...a new book from Osprey Publishing

Title: Tiger

Author: Thomas Anderson

Publisher: Osprey

ISBN: 978-1-4728-2204-8

First published in 2013 this is a new paperback edition of this excellent reference book on the Tiger from Thomas Anderson, a well renowned expert on German AFV's of WW2.  I'd go so far as to refer to the Tiger as a WW2 'Legend' for not only the reputation it gained at the time, but that the fascination for the tank remains to this day, hence this book will be rightly popular.  So many accounts from WW2 refer to German tanks as 'Tigers' in the second half of the war, even when Tigers were not actually present at the time and in that place.

The book is divided into 9 chapters, starting with the Development story and the organisation of Tiger units.  Then it goes on to explore the three core factors in the design of any tank, the balance of Mobility, Firepower and Armour (Protection).  Then the largest of all of the chapters, the Tiger in Combat, an account of how it performed in action, in the various theatres where it appeared.  This move on to the subject of Maintenance.  A complex piece of machinery it needed regular maintenance from its' crews to keep a Tiger in service, plus it required a support organisation to recover broken down or combat damaged tanks from the battlefield.  Their weight also meant that support equipment, such as gantry cranes to lift off turrets and for recovery operations, up to 4 large 18 ton Sdkfz 9 Famo half-tracks to work together to recover just one tank.  This section includes diagrams showing how to recover a tank, even from a river bed, which needed the 4 Famos as well as two more Tigers to help as anchor points for the half-tracks while they winched the target tank out of the river.  Even when moving tanks via rail, the heavy, wide combat tracks need to be removed and narrower transport tracks installed.

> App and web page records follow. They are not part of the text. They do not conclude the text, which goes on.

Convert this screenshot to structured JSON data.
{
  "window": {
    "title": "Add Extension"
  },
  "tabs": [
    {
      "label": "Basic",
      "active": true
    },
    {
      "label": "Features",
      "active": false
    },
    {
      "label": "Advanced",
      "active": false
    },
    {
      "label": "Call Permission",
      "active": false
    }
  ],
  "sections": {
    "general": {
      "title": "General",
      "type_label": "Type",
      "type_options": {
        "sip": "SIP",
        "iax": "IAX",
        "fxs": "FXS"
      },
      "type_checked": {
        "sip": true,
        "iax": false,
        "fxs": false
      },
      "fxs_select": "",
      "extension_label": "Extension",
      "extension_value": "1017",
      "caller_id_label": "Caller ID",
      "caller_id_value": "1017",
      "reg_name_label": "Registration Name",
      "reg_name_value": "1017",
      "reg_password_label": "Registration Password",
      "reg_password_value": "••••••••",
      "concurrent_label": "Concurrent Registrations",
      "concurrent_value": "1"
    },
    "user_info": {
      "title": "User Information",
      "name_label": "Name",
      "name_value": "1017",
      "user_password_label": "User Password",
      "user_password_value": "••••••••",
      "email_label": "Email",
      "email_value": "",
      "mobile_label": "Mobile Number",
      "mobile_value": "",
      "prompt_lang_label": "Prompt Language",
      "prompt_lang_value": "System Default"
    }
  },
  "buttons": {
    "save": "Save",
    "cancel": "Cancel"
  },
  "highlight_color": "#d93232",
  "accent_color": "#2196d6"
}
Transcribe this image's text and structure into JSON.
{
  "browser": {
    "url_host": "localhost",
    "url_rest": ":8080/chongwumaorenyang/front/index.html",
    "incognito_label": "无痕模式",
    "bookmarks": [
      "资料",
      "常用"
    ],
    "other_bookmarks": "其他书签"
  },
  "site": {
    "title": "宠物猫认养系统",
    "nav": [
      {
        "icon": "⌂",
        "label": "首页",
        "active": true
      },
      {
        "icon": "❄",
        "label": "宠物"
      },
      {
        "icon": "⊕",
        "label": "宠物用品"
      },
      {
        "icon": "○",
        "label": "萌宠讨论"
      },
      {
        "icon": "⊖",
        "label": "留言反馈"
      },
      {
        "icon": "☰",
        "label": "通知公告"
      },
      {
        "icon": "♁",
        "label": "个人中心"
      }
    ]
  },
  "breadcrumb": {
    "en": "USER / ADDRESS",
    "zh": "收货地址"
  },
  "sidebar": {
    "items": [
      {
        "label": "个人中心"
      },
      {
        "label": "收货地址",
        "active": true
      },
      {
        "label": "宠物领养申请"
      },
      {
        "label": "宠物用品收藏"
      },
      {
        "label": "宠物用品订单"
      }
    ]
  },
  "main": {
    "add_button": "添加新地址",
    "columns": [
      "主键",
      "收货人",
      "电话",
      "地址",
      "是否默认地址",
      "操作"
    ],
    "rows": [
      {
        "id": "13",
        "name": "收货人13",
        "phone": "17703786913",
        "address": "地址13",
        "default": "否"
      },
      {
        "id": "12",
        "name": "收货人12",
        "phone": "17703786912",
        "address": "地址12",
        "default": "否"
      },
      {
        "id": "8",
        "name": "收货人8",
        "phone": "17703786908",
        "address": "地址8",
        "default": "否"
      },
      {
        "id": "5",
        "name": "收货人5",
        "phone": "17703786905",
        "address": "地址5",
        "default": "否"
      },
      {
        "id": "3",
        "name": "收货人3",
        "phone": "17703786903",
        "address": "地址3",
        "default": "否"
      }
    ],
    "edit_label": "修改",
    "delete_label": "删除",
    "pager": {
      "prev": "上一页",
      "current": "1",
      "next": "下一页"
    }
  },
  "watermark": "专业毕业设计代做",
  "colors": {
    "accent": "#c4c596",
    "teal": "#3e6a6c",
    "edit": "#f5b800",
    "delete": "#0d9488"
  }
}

The final two chapters look at the Tiger 'Under Fire', where it is compared in performance to the main opposition tanks it faced in combat, such as the Russian T-34/85 and IS-3.  It is rounded off by a Conclusion, where the author considers the evidence from archives and interviews with surviving veterans to consider whether the various elements of the reputation of the famous Tiger tanks os accurate or not, and provides his own views.

Using archive material, including a variety of facts and figures, data tables, drawings etc along with personal accounts from veterans plus a host of excellent archive photos, many of which have not been seen published outside this book.  The number of visitors who travel to see the famous Tiger 131 at the Tank Museum is evidence of how the Tiger remains a fascination for many  armour enthusiasts and modellers around the world so I am confident that many will want to add this excellent reference on the Tiger to their bookshelf, especially as it comes very well priced in this paperback edition (RRP is £18.00).

Thanks to Osprey Publishing for this review copy.

Robin